 Brush or draw your eyebrows into a neat arc

Brush or draw your eyebrows into a neat arc

3. Line your bottom lid. Use a kohl pencil (or eyeliner pencil) and give your eyes some definition. Make them stand out, make the whites pop. You don't want to take an eye out, so go easy on the coffee beforehand.

 Kohl pencil on the lower lid

Kohl pencil on the lower lid

You're aiming only for definition. If pandas or raccoons show up to woo you, try cutting back on the coffee and enthusiasm.

 More definition, less raccoon or panda

More definition, less raccoon or panda

4. A little powder to dull the shine. Quite aside from taking the shine off your freshly moisturised face, a good powder also provides a better base for eyeliner to "stick to." Again, it doesn't have to break the bank. A light application is plenty — you're not going to be accessorising with a red nose or oversized shoes.

5. You don't need expensive eyeliner. A good liquid eyeliner from the supermarket or chemist will work just as well as expensive liquid liners from fancy brands. If your eyeliner is circa 1982, it's time to stop in at the cosmetics aisle and pick up a new one.

 The less expensive liquid liner works just as well. You don't have to spend a fortune.

The less expensive liquid liner works just as well.
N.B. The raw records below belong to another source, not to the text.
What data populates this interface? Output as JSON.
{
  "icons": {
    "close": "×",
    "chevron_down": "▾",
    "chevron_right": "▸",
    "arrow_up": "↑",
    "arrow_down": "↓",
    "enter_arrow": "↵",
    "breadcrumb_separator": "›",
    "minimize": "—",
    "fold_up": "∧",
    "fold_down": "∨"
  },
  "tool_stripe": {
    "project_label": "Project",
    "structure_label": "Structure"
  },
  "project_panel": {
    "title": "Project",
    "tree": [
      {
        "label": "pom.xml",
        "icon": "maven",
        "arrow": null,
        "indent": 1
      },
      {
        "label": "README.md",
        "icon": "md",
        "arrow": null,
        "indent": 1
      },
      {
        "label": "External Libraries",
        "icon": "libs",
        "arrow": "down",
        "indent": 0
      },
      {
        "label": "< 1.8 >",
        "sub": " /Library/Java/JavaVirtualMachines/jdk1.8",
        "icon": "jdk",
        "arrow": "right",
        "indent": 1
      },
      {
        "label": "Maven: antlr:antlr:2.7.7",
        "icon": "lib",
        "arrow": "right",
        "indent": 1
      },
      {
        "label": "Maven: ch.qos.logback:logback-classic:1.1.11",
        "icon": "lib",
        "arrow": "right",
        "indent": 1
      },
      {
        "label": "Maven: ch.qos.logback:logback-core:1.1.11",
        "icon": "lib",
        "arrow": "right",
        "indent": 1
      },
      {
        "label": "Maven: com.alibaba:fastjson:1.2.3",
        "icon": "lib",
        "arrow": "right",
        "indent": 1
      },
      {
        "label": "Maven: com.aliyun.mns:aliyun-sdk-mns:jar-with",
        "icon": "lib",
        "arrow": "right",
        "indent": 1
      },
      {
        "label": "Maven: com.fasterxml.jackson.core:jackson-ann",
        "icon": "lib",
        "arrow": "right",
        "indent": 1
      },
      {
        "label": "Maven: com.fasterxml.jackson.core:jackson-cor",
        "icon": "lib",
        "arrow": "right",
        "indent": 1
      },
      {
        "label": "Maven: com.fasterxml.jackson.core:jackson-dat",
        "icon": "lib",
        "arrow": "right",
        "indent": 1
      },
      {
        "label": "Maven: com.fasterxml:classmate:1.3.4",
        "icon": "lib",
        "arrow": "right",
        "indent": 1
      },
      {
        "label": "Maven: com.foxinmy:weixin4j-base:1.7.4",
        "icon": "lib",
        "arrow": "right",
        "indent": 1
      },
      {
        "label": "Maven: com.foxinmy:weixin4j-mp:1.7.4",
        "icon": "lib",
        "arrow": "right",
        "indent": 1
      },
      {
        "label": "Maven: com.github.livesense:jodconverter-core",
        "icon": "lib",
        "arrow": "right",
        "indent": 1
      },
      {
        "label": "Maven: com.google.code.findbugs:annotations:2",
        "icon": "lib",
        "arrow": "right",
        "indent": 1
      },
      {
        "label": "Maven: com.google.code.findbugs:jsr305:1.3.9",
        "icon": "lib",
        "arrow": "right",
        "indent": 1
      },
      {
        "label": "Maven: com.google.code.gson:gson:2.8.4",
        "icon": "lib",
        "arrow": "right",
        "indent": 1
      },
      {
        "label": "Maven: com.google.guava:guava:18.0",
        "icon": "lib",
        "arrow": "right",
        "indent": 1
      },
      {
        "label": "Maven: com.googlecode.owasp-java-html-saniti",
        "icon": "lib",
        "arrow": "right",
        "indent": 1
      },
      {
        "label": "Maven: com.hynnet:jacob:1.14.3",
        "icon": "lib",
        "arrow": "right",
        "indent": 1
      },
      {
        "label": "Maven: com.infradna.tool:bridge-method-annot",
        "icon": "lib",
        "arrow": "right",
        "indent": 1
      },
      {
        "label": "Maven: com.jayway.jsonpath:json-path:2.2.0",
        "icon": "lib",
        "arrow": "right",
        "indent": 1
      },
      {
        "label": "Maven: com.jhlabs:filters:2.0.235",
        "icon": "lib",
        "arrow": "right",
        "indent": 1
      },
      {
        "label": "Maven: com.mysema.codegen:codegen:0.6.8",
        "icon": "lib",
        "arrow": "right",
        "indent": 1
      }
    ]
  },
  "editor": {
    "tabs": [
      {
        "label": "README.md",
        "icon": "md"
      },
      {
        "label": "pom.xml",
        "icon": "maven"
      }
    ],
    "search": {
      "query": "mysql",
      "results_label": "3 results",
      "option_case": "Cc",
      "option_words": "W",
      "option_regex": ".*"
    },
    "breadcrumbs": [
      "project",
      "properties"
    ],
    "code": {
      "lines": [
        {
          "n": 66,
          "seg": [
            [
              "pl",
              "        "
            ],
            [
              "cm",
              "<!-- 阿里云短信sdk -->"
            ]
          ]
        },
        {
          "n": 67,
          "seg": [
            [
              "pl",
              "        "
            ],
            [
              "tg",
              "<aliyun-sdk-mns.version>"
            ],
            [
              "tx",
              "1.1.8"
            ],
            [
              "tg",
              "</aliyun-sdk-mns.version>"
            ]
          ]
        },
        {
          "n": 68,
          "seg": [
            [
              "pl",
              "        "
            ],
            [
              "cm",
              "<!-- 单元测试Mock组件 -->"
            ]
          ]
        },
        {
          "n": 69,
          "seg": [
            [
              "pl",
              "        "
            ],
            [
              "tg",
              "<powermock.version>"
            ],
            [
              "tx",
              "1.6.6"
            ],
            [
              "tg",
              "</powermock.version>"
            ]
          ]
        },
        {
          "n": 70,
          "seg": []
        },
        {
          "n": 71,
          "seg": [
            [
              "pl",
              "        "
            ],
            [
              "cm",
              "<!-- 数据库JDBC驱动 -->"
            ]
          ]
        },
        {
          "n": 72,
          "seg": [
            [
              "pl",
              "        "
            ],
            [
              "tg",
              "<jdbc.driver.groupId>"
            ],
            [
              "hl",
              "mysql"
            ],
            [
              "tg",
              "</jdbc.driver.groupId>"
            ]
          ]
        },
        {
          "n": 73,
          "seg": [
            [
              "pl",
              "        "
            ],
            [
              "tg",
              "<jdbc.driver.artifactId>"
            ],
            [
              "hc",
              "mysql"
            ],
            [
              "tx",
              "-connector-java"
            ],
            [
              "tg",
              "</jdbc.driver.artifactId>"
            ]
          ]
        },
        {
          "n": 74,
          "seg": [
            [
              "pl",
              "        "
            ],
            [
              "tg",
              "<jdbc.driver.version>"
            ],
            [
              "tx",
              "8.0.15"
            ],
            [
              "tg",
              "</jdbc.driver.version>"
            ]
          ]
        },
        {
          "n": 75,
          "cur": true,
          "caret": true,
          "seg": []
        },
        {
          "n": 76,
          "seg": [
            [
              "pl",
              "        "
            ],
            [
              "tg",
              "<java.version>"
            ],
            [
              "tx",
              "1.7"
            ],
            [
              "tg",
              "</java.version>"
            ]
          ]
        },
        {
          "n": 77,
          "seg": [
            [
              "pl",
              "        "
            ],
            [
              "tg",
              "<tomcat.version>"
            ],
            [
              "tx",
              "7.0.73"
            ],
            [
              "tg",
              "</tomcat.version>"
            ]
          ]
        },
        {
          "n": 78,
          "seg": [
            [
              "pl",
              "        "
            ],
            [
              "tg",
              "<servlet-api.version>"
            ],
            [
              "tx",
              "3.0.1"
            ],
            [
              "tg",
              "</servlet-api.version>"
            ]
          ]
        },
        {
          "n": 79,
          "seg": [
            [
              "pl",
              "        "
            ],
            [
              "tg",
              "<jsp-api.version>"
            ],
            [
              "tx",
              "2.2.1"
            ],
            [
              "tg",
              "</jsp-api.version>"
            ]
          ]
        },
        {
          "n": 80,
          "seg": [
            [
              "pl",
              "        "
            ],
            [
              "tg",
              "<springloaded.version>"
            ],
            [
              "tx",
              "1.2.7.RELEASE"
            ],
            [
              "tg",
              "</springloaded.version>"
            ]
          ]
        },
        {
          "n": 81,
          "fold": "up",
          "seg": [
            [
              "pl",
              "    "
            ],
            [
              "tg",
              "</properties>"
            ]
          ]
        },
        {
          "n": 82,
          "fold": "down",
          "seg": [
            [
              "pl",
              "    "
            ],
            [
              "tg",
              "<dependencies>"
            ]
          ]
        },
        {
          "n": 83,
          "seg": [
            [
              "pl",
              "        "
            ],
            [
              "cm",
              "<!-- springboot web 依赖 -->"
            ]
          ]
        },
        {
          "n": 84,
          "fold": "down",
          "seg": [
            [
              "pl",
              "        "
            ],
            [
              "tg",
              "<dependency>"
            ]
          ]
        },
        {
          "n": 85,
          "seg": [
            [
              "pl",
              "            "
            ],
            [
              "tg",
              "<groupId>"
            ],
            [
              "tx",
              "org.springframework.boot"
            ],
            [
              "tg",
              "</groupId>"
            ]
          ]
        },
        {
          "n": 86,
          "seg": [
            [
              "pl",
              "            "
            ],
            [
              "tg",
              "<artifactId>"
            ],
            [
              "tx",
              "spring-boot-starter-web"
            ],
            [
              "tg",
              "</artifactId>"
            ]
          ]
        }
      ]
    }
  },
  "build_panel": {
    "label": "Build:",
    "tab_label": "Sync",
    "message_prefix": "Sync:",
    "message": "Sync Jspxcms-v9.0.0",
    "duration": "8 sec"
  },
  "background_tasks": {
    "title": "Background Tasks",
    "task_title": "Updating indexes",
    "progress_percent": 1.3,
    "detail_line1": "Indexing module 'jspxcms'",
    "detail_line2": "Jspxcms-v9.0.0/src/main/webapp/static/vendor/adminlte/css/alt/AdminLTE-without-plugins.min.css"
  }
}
You don't have to spend a fortune.

6. Line your upper lid. Just from the inside of your eye to the end of your lid. Don't worry about the wings yet. Let the liner dry before you practice your swish and flick. I don't recommend saying wingardium leviosa at the same time.

 Just the lid to start with. Don't try to fly with those wings yet.

Just the lid to start with. Don't try to fly with those wings yet.

Admire your steady hand and how pretty your eyes already look.

7. Fly, my pretties! It's finally time to put on your wings and fly. There are all kinds of tropes about "exotic" women from the subcontinent and the desirability of our almond shaped eyes. I have giant almond-shaped eye rolls for all of that, but it did give me a readymade excuse to superimpose almonds on my eyes — because, why not?! The almonds will give you a better idea of the shape and angle to aim for. 

Don't forget to join up your wings with a very fine line to your lower lids! See, Blossoms? It's just like connect the dots.

 Eyes with almonds...

Eyes with almonds...

 Eyes without almonds.

Eyes without almonds.

8. Time to zhuzh it up. Like a 1980s reality TV home-decorator, I'm bringing my shiny best to this party. Grab your favorite shades of eyeliner and have some fun highlighting your wings. If you love your blues and greens, don't let some 20-something know-it-all listicle writer put you off. Don't forget to blend, or you'll be sporting tiger stripes all day.

 Blend, darling!

Blend, darling!

9. Et voila! Add your finishing touches, your lipstick, or not, but go sport your nutty (see what I did there? Almond… nut) new look with all the confidence of a bearded hipster in a new fedora.

 Me and one of the two famous Ashas I share a name with; Asha Parekh in the 1966 Bollywood blockbuster, Love in Tokyo

Me and one of the two famous Ashas I share a name with; Asha Parekh in the 1966 Bollywood blockbuster, Love in Tokyo

Like all baby birds leaving the nest, you'll probably feel a little self-conscious about your wings at first. Practice, Blossoms! The more you wear wings, the more natural it feels, and really as people of a gives-no-fucks age, why do we care what others think of our chic new look? Flap your wings, Blossoms. Feel the wind lift you into a new confidence.
 

*I really do have an older relative who used to feed bananas to her silky terriers, all of whom were named Sidney. As each terrier died it was replaced with a successor, also named Sidney. I also do have a distant cousin who, unsatisfied with the passé act of running off to join a circus, ran off and started his own.
 

Asha Rajan is the senior editor for Domestic Arts at Maximum Middle Age. When not wearing her cape, Asha is an Indian-Australian writer of fiction and creative non-fiction. She lives with her devoted husband, two teenaged sons, and two dogs in Texas. She's currently working on cobbling together a novelette that grew from a series of flash fiction pieces. She is published at Modern Loss, PANK, It Starts With Hope, and Dead Housekeeping.